Head Over Heels Book Review
Head Over Heels proves that no one “writes about modern relationships with more humor or insight than Hannah Orenstein,” making it perfect for fans of Emily Giffin and Jasmine Guillory.
Avery Abrams has had a difficult seven years. After working hard to make the Olympic gymnastics squad all of her life, a poor performance permanently ended her sporting career. Jasmine, her closest friend, and teammate, later achieved Olympic success and committed the ultimate betrayal by humans their emotionally abusive coach, Dimitri.
Avery, who is still hurting from her split with her football player lover, goes back to her birthplace of Massachusetts, where new coach Ryan begs her to help in coaching a young gymnast with Olympic dreams. Avery agrees despite her reservations and fears about the memories it may bring back. She shock to see Ryan and sparks flying as she returns to the gym. However, a shocking scandal in the gymnastics community has terrible consequences for the sport as well as for Avery and her longtime friend Jasmine.
Avery is at her lowest moment when the Head Over Heels book begins. She has just been dumped, is aimless, moving back home with her parents. And is aware that she isn’t living up to her potential. She was a world-class gymnast who was set to make the Olympic team . When she tragically injured, changing the course of her life. She give the chance to pick up her sport of choice again when she gets home. And of course, she falls in love along the way.
Although Head Over Heels novel marketed as a romance, it is much more than that. It also addresses topics of female friendship, sportsmanship, and finding one’s path after a devastating loss. Avery does finally find love, but she also discovers who she is. I am aware of how cheesy that sounds, but it is true. We get to watch Avery mature and gain independence while also learning to believe in herself and her decisions.
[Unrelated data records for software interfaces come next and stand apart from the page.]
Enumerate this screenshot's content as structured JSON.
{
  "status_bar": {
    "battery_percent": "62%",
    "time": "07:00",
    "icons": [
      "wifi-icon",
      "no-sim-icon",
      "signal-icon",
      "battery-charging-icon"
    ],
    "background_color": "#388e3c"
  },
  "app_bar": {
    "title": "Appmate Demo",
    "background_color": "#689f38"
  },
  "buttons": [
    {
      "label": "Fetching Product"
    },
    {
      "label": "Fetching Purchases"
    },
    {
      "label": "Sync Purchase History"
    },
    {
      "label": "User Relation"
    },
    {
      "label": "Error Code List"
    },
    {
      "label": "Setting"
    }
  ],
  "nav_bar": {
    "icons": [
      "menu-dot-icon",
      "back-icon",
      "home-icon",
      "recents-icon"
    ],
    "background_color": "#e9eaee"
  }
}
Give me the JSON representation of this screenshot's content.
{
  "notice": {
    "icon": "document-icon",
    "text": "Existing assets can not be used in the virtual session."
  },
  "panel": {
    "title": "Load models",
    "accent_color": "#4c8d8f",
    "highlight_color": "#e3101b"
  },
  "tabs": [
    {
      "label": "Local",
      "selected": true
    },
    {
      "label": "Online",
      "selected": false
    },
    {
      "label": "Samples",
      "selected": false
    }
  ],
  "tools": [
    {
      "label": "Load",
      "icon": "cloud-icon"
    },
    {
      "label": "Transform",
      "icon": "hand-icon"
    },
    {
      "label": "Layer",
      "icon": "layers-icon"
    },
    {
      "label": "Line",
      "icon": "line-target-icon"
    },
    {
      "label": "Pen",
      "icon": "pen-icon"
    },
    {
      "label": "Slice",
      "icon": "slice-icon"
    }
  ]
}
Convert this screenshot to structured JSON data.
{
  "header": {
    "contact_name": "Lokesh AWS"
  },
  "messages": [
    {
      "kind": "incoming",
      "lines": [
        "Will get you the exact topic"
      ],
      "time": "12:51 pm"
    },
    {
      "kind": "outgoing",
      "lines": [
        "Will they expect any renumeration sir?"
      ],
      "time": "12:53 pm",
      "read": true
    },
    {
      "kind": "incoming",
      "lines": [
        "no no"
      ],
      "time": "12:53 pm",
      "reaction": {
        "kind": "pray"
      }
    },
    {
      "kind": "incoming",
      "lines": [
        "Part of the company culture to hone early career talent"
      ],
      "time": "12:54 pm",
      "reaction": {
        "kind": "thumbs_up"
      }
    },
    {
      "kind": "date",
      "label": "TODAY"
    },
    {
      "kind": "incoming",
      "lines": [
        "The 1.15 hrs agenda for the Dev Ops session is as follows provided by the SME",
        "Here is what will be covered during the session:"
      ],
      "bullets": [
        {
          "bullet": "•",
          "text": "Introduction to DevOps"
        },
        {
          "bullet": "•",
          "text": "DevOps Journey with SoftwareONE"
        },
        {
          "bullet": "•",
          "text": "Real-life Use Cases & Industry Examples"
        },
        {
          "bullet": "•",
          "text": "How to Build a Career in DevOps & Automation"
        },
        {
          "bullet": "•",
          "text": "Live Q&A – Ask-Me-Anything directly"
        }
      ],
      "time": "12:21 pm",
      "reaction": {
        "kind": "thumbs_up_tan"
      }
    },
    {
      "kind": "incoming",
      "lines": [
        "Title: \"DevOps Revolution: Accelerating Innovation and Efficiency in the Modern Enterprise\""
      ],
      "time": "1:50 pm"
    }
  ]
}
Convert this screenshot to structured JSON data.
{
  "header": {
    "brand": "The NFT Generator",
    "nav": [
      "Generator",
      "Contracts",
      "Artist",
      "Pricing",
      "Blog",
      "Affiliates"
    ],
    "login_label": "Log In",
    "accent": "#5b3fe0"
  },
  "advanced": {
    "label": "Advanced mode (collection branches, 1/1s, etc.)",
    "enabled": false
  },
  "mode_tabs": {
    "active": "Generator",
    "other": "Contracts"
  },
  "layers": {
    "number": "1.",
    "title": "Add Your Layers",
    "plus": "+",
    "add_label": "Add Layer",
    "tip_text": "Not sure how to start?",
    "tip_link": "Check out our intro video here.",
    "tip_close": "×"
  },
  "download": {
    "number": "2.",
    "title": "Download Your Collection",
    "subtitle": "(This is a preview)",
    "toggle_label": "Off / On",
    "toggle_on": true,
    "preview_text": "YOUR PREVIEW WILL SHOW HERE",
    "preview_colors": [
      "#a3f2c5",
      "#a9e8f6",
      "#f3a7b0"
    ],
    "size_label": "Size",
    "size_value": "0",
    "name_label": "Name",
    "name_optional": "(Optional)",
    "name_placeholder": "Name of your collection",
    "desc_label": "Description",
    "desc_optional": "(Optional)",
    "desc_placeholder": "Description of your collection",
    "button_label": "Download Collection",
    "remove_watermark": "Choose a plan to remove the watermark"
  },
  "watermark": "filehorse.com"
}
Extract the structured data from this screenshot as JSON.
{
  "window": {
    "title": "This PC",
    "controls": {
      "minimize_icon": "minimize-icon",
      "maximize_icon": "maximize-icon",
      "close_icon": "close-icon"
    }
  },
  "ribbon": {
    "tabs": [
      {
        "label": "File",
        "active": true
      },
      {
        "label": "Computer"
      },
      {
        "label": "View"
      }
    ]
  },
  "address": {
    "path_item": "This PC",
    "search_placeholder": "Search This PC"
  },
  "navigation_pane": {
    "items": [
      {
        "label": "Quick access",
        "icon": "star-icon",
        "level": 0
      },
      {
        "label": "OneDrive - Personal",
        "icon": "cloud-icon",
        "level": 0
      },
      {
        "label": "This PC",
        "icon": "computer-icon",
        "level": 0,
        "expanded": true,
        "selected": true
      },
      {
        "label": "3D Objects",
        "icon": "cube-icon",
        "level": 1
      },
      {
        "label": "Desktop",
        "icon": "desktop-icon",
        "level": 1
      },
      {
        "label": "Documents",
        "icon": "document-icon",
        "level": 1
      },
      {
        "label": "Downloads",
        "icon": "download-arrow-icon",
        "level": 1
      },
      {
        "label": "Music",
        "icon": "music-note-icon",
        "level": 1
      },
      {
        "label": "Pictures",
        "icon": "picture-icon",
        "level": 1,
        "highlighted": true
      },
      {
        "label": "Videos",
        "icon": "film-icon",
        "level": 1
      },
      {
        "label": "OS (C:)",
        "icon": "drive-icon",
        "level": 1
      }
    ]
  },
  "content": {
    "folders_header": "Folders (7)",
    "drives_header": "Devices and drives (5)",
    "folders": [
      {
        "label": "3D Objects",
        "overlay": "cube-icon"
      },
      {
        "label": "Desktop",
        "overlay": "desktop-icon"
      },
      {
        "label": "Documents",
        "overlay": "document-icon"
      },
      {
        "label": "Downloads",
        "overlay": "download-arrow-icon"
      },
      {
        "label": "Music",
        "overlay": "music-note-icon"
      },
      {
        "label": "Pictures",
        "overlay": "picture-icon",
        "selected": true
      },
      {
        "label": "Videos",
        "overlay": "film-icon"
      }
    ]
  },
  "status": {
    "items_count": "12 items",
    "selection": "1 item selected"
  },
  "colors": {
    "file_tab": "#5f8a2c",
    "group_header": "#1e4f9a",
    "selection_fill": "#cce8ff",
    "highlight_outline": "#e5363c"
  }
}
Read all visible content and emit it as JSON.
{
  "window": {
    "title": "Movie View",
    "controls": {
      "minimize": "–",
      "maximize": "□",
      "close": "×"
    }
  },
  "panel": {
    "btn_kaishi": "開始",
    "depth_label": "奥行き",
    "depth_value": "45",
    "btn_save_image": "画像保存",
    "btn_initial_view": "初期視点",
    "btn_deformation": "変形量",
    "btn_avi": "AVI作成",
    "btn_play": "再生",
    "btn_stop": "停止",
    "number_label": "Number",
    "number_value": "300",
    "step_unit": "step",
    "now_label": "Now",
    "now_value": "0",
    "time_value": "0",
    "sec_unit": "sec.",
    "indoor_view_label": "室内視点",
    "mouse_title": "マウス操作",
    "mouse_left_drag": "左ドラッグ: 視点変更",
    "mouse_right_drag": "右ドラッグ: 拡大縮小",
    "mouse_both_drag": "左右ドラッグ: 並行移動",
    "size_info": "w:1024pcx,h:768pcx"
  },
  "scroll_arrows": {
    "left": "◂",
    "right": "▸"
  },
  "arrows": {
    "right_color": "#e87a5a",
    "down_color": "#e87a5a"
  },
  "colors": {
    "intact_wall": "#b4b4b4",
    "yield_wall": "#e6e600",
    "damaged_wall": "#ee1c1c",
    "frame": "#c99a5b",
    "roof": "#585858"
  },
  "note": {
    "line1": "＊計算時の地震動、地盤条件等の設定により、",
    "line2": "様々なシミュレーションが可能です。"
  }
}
Although Nasser or Karolyi isn’t specifically addressed, fans of the sport will easily recognize the references. If Hannah Orenstein doesn’t shy away from the less positive features of gymnastics. In addition, given what I know about the sport. It paints a very accurate representation of the stresses that these young ladies must deal with. I believe it is necessary to give these athletes. Or at the very least the fictional versions of them that we elevate every four years, a human face.